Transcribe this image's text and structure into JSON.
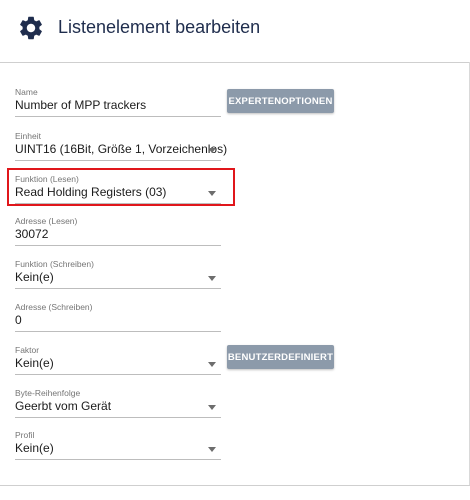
{
  "header": {
    "title": "Listenelement bearbeiten",
    "icon": "gear-icon"
  },
  "fields": [
    {
      "label": "Name",
      "value": "Number of MPP trackers"
    },
    {
      "label": "Einheit",
      "value": "UINT16 (16Bit, Größe 1, Vorzeichenlos)"
    },
    {
      "label": "Funktion (Lesen)",
      "value": "Read Holding Registers (03)"
    },
    {
      "label": "Adresse (Lesen)",
      "value": "30072"
    },
    {
      "label": "Funktion (Schreiben)",
      "value": "Kein(e)"
    },
    {
      "label": "Adresse (Schreiben)",
      "value": "0"
    },
    {
      "label": "Faktor",
      "value": "Kein(e)"
    },
    {
      "label": "Byte-Reihenfolge",
      "value": "Geerbt vom Gerät"
    },
    {
      "label": "Profil",
      "value": "Kein(e)"
    }
  ],
  "buttons": {
    "expert": "EXPERTENOPTIONEN",
    "custom": "BENUTZERDEFINIERT"
  },
  "colors": {
    "highlight": "#e0161b",
    "button": "#8c9aaa",
    "title": "#1f2d4d"
  }
}
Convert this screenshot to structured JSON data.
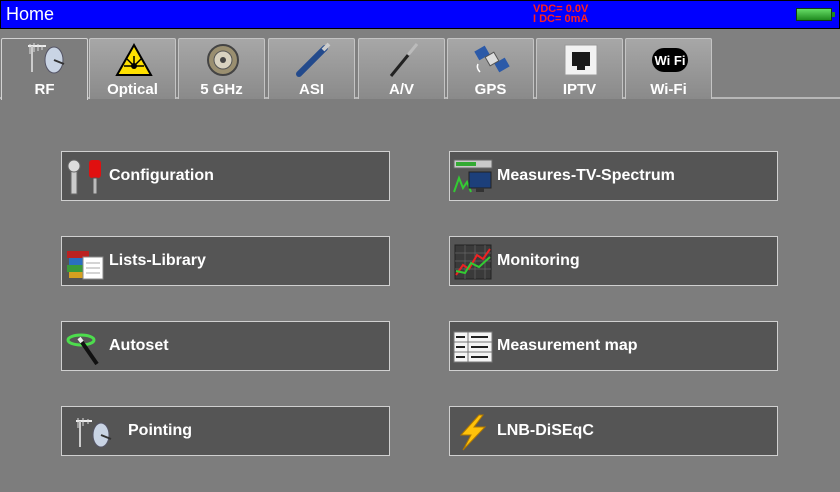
{
  "header": {
    "title": "Home",
    "vdc": "VDC= 0.0V",
    "idc": "I DC=  0mA"
  },
  "tabs": [
    {
      "label": "RF",
      "icon": "antenna-dish-icon",
      "active": true
    },
    {
      "label": "Optical",
      "icon": "laser-warning-icon",
      "active": false
    },
    {
      "label": "5 GHz",
      "icon": "connector-icon",
      "active": false
    },
    {
      "label": "ASI",
      "icon": "cable-icon",
      "active": false
    },
    {
      "label": "A/V",
      "icon": "av-plug-icon",
      "active": false
    },
    {
      "label": "GPS",
      "icon": "satellite-icon",
      "active": false
    },
    {
      "label": "IPTV",
      "icon": "ethernet-port-icon",
      "active": false
    },
    {
      "label": "Wi-Fi",
      "icon": "wifi-icon",
      "active": false
    }
  ],
  "menu": {
    "left": [
      {
        "label": "Configuration",
        "icon": "tools-icon"
      },
      {
        "label": "Lists-Library",
        "icon": "books-icon"
      },
      {
        "label": "Autoset",
        "icon": "magic-wand-icon"
      },
      {
        "label": "Pointing",
        "icon": "antenna-dish-icon"
      }
    ],
    "right": [
      {
        "label": "Measures-TV-Spectrum",
        "icon": "tv-spectrum-icon"
      },
      {
        "label": "Monitoring",
        "icon": "chart-icon"
      },
      {
        "label": "Measurement map",
        "icon": "table-icon"
      },
      {
        "label": "LNB-DiSEqC",
        "icon": "lightning-icon"
      }
    ]
  },
  "colors": {
    "titlebar": "#0000ff",
    "background": "#7d7d7d",
    "button": "#555555",
    "status_text": "#ff2020",
    "battery": "#3cb43c"
  }
}
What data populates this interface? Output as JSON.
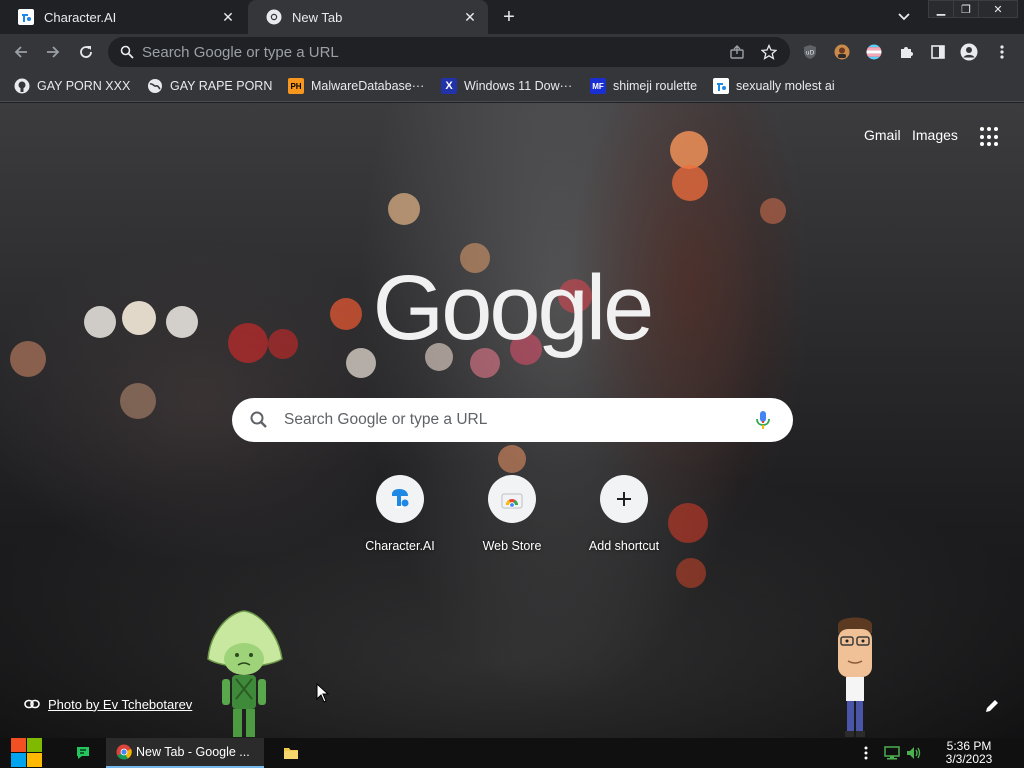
{
  "tabs": [
    {
      "title": "Character.AI",
      "favicon": "character-ai-icon",
      "active": false
    },
    {
      "title": "New Tab",
      "favicon": "chrome-icon",
      "active": true
    }
  ],
  "window_controls": [
    "minimize",
    "restore",
    "close"
  ],
  "omnibox": {
    "placeholder": "Search Google or type a URL"
  },
  "bookmarks": [
    {
      "label": "GAY PORN XXX",
      "icon": "github-icon"
    },
    {
      "label": "GAY RAPE PORN",
      "icon": "globe-icon"
    },
    {
      "label": "MalwareDatabase···",
      "icon": "ph-icon",
      "icon_text": "PH"
    },
    {
      "label": "Windows 11 Dow···",
      "icon": "x-icon",
      "icon_text": "X"
    },
    {
      "label": "shimeji roulette",
      "icon": "mf-icon",
      "icon_text": "MF"
    },
    {
      "label": "sexually molest ai",
      "icon": "character-ai-icon"
    }
  ],
  "ntp": {
    "gmail": "Gmail",
    "images": "Images",
    "logo": "Google",
    "search_placeholder": "Search Google or type a URL",
    "shortcuts": [
      {
        "label": "Character.AI",
        "icon": "character-ai-icon"
      },
      {
        "label": "Web Store",
        "icon": "chrome-web-store-icon"
      },
      {
        "label": "Add shortcut",
        "icon": "plus-icon"
      }
    ],
    "photo_credit": "Photo by Ev Tchebotarev"
  },
  "taskbar": {
    "chrome_window_title": "New Tab - Google ...",
    "time": "5:36 PM",
    "date": "3/3/2023"
  },
  "colors": {
    "tab_active": "#35363a",
    "tab_strip": "#202124",
    "accent_blue": "#8ab4f8"
  }
}
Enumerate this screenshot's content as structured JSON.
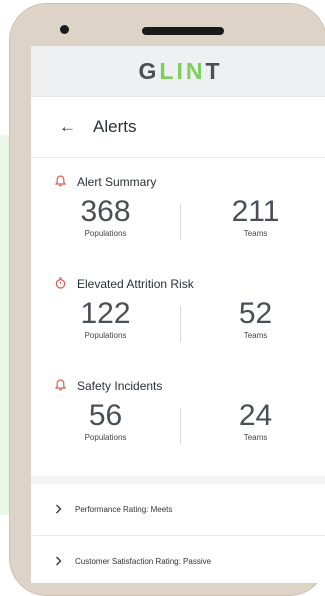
{
  "brand": {
    "logo": "GLINT"
  },
  "header": {
    "back_icon": "←",
    "title": "Alerts"
  },
  "sections": [
    {
      "title": "Alert Summary",
      "icon": "bell-icon",
      "populations": "368",
      "populations_label": "Populations",
      "teams": "211",
      "teams_label": "Teams"
    },
    {
      "title": "Elevated Attrition Risk",
      "icon": "stopwatch-icon",
      "populations": "122",
      "populations_label": "Populations",
      "teams": "52",
      "teams_label": "Teams"
    },
    {
      "title": "Safety Incidents",
      "icon": "bell-icon",
      "populations": "56",
      "populations_label": "Populations",
      "teams": "24",
      "teams_label": "Teams"
    }
  ],
  "rows": [
    {
      "label": "Performance Rating: Meets"
    },
    {
      "label": "Customer Satisfaction Rating: Passive"
    }
  ],
  "colors": {
    "accent_red": "#e05a4e",
    "logo_green": "#7ccf5a",
    "phone_body": "#ddd3c6"
  }
}
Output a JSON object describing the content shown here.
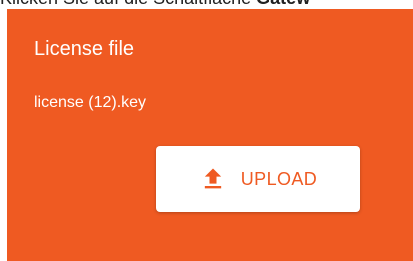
{
  "caption": {
    "prefix": "Klicken Sie auf die Schaltfläche",
    "bold": "Gatew"
  },
  "panel": {
    "title": "License file",
    "filename": "license (12).key",
    "upload_label": "UPLOAD",
    "upload_icon": "upload-icon"
  },
  "colors": {
    "accent": "#ef5a22",
    "text_on_accent": "#ffffff",
    "button_bg": "#ffffff"
  }
}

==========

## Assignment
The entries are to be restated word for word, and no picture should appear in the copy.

## Task result
Transcribe this image's text and structure into JSON.
{
  "header": {
    "title": "Listenelement bearbeiten",
    "icon": "gear-icon"
  },
  "fields": [
    {
      "label": "Name",
      "value": "Number of MPP trackers"
    },
    {
      "label": "Einheit",
      "value": "UINT16 (16Bit, Größe 1, Vorzeichenlos)"
    },
    {
      "label": "Funktion (Lesen)",
      "value": "Read Holding Registers (03)"
    },
    {
      "label": "Adresse (Lesen)",
      "value": "30072"
    },
    {
      "label": "Funktion (Schreiben)",
      "value": "Kein(e)"
    },
    {
      "label": "Adresse (Schreiben)",
      "value": "0"
    },
    {
      "label": "Faktor",
      "value": "Kein(e)"
    },
    {
      "label": "Byte-Reihenfolge",
      "value": "Geerbt vom Gerät"
    },
    {
      "label": "Profil",
      "value": "Kein(e)"
    }
  ],
  "buttons": {
    "expert": "EXPERTENOPTIONEN",
    "custom": "BENUTZERDEFINIERT"
  },
  "colors": {
    "highlight": "#e0161b",
    "button": "#8c9aaa",
    "title": "#1f2d4d"
  }
}
Convert this screenshot to structured JSON data.
{
  "header": {
    "title": "Home",
    "vdc": "VDC= 0.0V",
    "idc": "I DC=  0mA"
  },
  "tabs": [
    {
      "label": "RF",
      "icon": "antenna-dish-icon",
      "active": true
    },
    {
      "label": "Optical",
      "icon": "laser-warning-icon",
      "active": false
    },
    {
      "label": "5 GHz",
      "icon": "connector-icon",
      "active": false
    },
    {
      "label": "ASI",
      "icon": "cable-icon",
      "active": false
    },
    {
      "label": "A/V",
      "icon": "av-plug-icon",
      "active": false
    },
    {
      "label": "GPS",
      "icon": "satellite-icon",
      "active": false
    },
    {
      "label": "IPTV",
      "icon": "ethernet-port-icon",
      "active": false
    },
    {
      "label": "Wi-Fi",
      "icon": "wifi-icon",
      "active": false
    }
  ],
  "menu": {
    "left": [
      {
        "label": "Configuration",
        "icon": "tools-icon"
      },
      {
        "label": "Lists-Library",
        "icon": "books-icon"
      },
      {
        "label": "Autoset",
        "icon": "magic-wand-icon"
      },
      {
        "label": "Pointing",
        "icon": "antenna-dish-icon"
      }
    ],
    "right": [
      {
        "label": "Measures-TV-Spectrum",
        "icon": "tv-spectrum-icon"
      },
      {
        "label": "Monitoring",
        "icon": "chart-icon"
      },
      {
        "label": "Measurement map",
        "icon": "table-icon"
      },
      {
        "label": "LNB-DiSEqC",
        "icon": "lightning-icon"
      }
    ]
  },
  "colors": {
    "titlebar": "#0000ff",
    "background": "#7d7d7d",
    "button": "#555555",
    "status_text": "#ff2020",
    "battery": "#3cb43c"
  }
}
What data populates this interface? Output as JSON.
{
  "tabs": [
    {
      "title": "Character.AI",
      "favicon": "character-ai-icon",
      "active": false
    },
    {
      "title": "New Tab",
      "favicon": "chrome-icon",
      "active": true
    }
  ],
  "window_controls": [
    "minimize",
    "restore",
    "close"
  ],
  "omnibox": {
    "placeholder": "Search Google or type a URL"
  },
  "bookmarks": [
    {
      "label": "GAY PORN XXX",
      "icon": "github-icon"
    },
    {
      "label": "GAY RAPE PORN",
      "icon": "globe-icon"
    },
    {
      "label": "MalwareDatabase···",
      "icon": "ph-icon",
      "icon_text": "PH"
    },
    {
      "label": "Windows 11 Dow···",
      "icon": "x-icon",
      "icon_text": "X"
    },
    {
      "label": "shimeji roulette",
      "icon": "mf-icon",
      "icon_text": "MF"
    },
    {
      "label": "sexually molest ai",
      "icon": "character-ai-icon"
    }
  ],
  "ntp": {
    "gmail": "Gmail",
    "images": "Images",
    "logo": "Google",
    "search_placeholder": "Search Google or type a URL",
    "shortcuts": [
      {
        "label": "Character.AI",
        "icon": "character-ai-icon"
      },
      {
        "label": "Web Store",
        "icon": "chrome-web-store-icon"
      },
      {
        "label": "Add shortcut",
        "icon": "plus-icon"
      }
    ],
    "photo_credit": "Photo by Ev Tchebotarev"
  },
  "taskbar": {
    "chrome_window_title": "New Tab - Google ...",
    "time": "5:36 PM",
    "date": "3/3/2023"
  },
  "colors": {
    "tab_active": "#35363a",
    "tab_strip": "#202124",
    "accent_blue": "#8ab4f8"
  }
}
Enumerate this screenshot's content as structured JSON.
{
  "brand": {
    "logo": "GLINT"
  },
  "header": {
    "back_icon": "←",
    "title": "Alerts"
  },
  "sections": [
    {
      "title": "Alert Summary",
      "icon": "bell-icon",
      "populations": "368",
      "populations_label": "Populations",
      "teams": "211",
      "teams_label": "Teams"
    },
    {
      "title": "Elevated Attrition Risk",
      "icon": "stopwatch-icon",
      "populations": "122",
      "populations_label": "Populations",
      "teams": "52",
      "teams_label": "Teams"
    },
    {
      "title": "Safety Incidents",
      "icon": "bell-icon",
      "populations": "56",
      "populations_label": "Populations",
      "teams": "24",
      "teams_label": "Teams"
    }
  ],
  "rows": [
    {
      "label": "Performance Rating: Meets"
    },
    {
      "label": "Customer Satisfaction Rating: Passive"
    }
  ],
  "colors": {
    "accent_red": "#e05a4e",
    "logo_green": "#7ccf5a",
    "phone_body": "#ddd3c6"
  }
}
Output a JSON object describing the content shown here.
{
  "caption": {
    "prefix": "Klicken Sie auf die Schaltfläche",
    "bold": "Gatew"
  },
  "panel": {
    "title": "License file",
    "filename": "license (12).key",
    "upload_label": "UPLOAD",
    "upload_icon": "upload-icon"
  },
  "colors": {
    "accent": "#ef5a22",
    "text_on_accent": "#ffffff",
    "button_bg": "#ffffff"
  }
}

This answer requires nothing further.